Speakers in the House!

During our first semester, we hosted Dr John Barnhill from Médecins Sans Frontières (Doctors Without Borders), who came to speak to us about his experience as a surgeon in Somalia. This past second term, we had the privilege of hosting five different speakers who came to speak on a variety of educational topics from university life to biodiversity in Sudan and Ethiopia, to the original tribes of Vancouver.

Our first presenter was Professor Weinstein, the Vice-Provost of Caltech (California Institute of Technology); our second guest was Professor Zumrawi, from the Forestry Department at UBC; our third guest speaker was Professor Asselin, from the Department of Language and Literacy Education at UBC; our fourth speaker was Kim Soo Goodtrack, a First Nations Elder; and last but not least, our parents were treated to AMI (Association Montessori Internationale) Teacher Trainer, Greg MacDonald.

One of the first remarks made by Professor Weinstein was that Anchor Point felt a lot like Caltech! Professor Weinstein was very informative in her discussion about the history of Caltech.  She discussed university life and expectations, which is very relevant and interesting to us as we plan for our future. She also emphasized how important it is to study what you love. In her presentation, she included many jokes, which made the discussion light and fun.

Our next speaker, Professor Zumrawi, visited us from the Forestry Department at UBC and shared loads of information about Sudanese culture and history while discussing the impact deforestation and the need for biodiversity. The information and pictures he presented to us were fascinating!  One fact that we found most interesting was that Sudan produces about 80% of gum arabic. Did you know that gum arabic is an important ingredient in soft drink syrups, gumdrops, marshmallows and even M&Ms? Artists also use it as binder in paint and fireworks! This presentation really helped us learn more about Sudan for our MMUN trip to New York.  We really appreciated Professor Zumrawi’s expertise!

cropped-asselinThe Upper Elementary students and their parents were treated to a presentation by Professor Marlene Asselin, at their MMUN After School Club meeting. She was extremely informative and spoke not only about the culture and history of Ethiopia, but also helped the Upper El students with their topics related to Millennium Development Goals.

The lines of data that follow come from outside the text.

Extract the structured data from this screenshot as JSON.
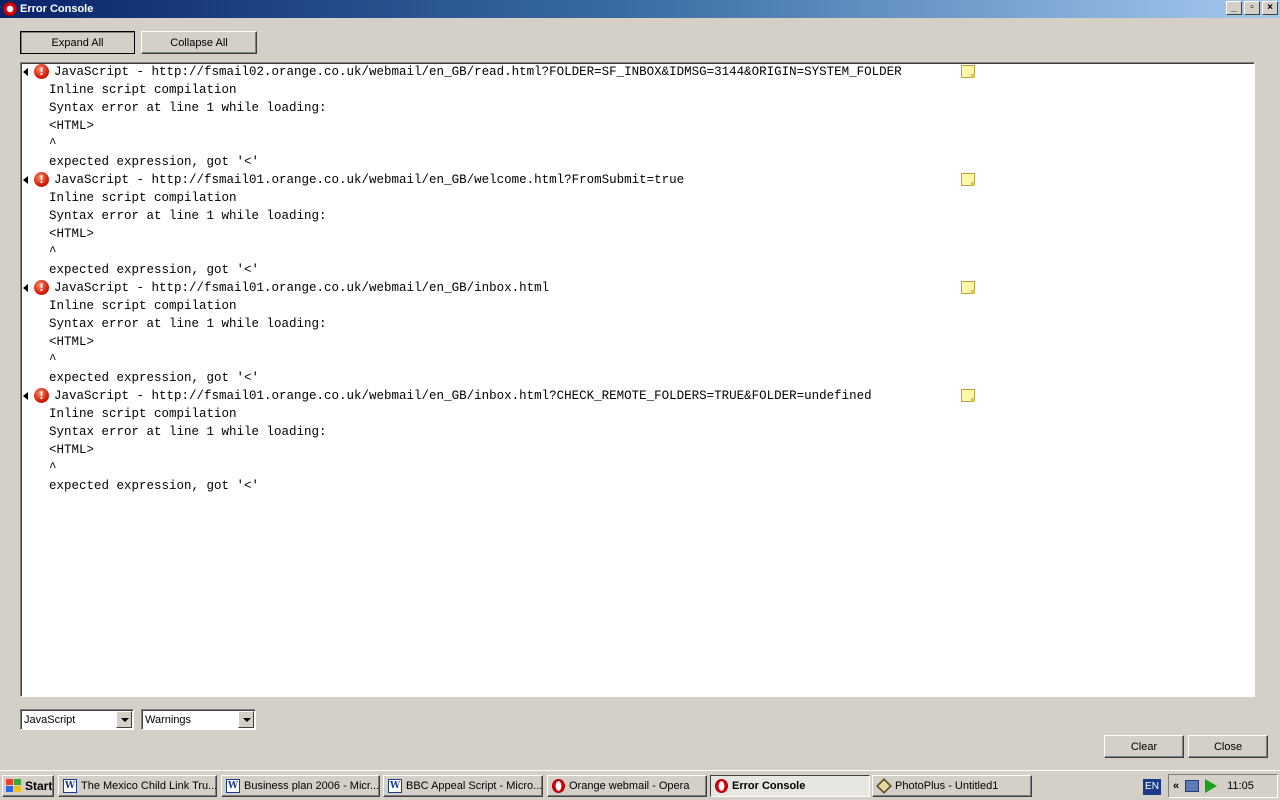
{
  "window": {
    "title": "Error Console",
    "controls": [
      "_",
      "▫",
      "×"
    ]
  },
  "toolbar": {
    "expand_all": "Expand All",
    "collapse_all": "Collapse All"
  },
  "entries": [
    {
      "title": "JavaScript - http://fsmail02.orange.co.uk/webmail/en_GB/read.html?FOLDER=SF_INBOX&IDMSG=3144&ORIGIN=SYSTEM_FOLDER",
      "lines": [
        "Inline script compilation",
        "Syntax error at line 1 while loading:",
        "<HTML>",
        "^",
        "expected expression, got '<'"
      ]
    },
    {
      "title": "JavaScript - http://fsmail01.orange.co.uk/webmail/en_GB/welcome.html?FromSubmit=true",
      "lines": [
        "Inline script compilation",
        "Syntax error at line 1 while loading:",
        "<HTML>",
        "^",
        "expected expression, got '<'"
      ]
    },
    {
      "title": "JavaScript - http://fsmail01.orange.co.uk/webmail/en_GB/inbox.html",
      "lines": [
        "Inline script compilation",
        "Syntax error at line 1 while loading:",
        "<HTML>",
        "^",
        "expected expression, got '<'"
      ]
    },
    {
      "title": "JavaScript - http://fsmail01.orange.co.uk/webmail/en_GB/inbox.html?CHECK_REMOTE_FOLDERS=TRUE&FOLDER=undefined",
      "lines": [
        "Inline script compilation",
        "Syntax error at line 1 while loading:",
        "<HTML>",
        "^",
        "expected expression, got '<'"
      ]
    }
  ],
  "filters": {
    "source": "JavaScript",
    "severity": "Warnings"
  },
  "footer": {
    "clear": "Clear",
    "close": "Close"
  },
  "taskbar": {
    "start": "Start",
    "tasks": [
      {
        "label": "The Mexico Child Link Tru...",
        "icon": "word-icon"
      },
      {
        "label": "Business plan 2006 - Micr...",
        "icon": "word-icon"
      },
      {
        "label": "BBC Appeal Script - Micro...",
        "icon": "word-icon"
      },
      {
        "label": "Orange webmail - Opera",
        "icon": "opera-icon"
      },
      {
        "label": "Error Console",
        "icon": "opera-icon",
        "active": true
      },
      {
        "label": "PhotoPlus - Untitled1",
        "icon": "photoplus-icon"
      }
    ],
    "language": "EN",
    "tray_chevron": "«",
    "clock": "11:05"
  }
}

Our last presenter for students was Kim Soo Goodtrack. She came in to discuss the impact of European Settlement on First Nations Peoples with the adolescents, and really opened our eyes to how the First Nations first inhabited our continent. She taught us all about the tribes that used to exist and those that still do exist in and around Vancouver. In order to show how many tribes were here in Vancouver. Kim had us draw a map which was very effective and quite interesting!

Anchor Point parents were also treated to an exclusive presentation by Montessori Teacher Trainer, Greg MacDonald, who flew in from San Diego just to meet with our teachers and parents. This was a parent-only talk, so we were not privy to what was discussed but we hope parents enjoyed an informative afternoon with Greg. Kind thanks to the PSG for donating funds to help sponsor the talk!

Overall, we really enjoyed all of our guest speakers and feel both grateful and appreciative that they were able to take time out of their days to come and share with us, their knowledge and expertise!

– The Adolescent Students

Move Over, Mean Girls

It turns out that young teen boys may actually be more cruel, according to a recent study from the University of Georgia.

Interestingly, the study found that students from sixth to eighth grades – the Mean Tween years – had the highest levels of physical and relational aggression. Is it any wonder why Montessori pedagogy supports a specific educational environment for these young teens?

The Montessori adolescent program recognizes the challenges found at this stage of development. It responds by providing young teens with the opportunity to focus and guide their intense feelings (and drive) into the building of positive relationships through directly interacting with the dynamic energy of the earth – soil, water, fire and wind as well as the life that dwells on it. As they work with the earth, they are nurtured by it.

buiding a fire

LGMS adolescents and Upper El students in Moab, Utah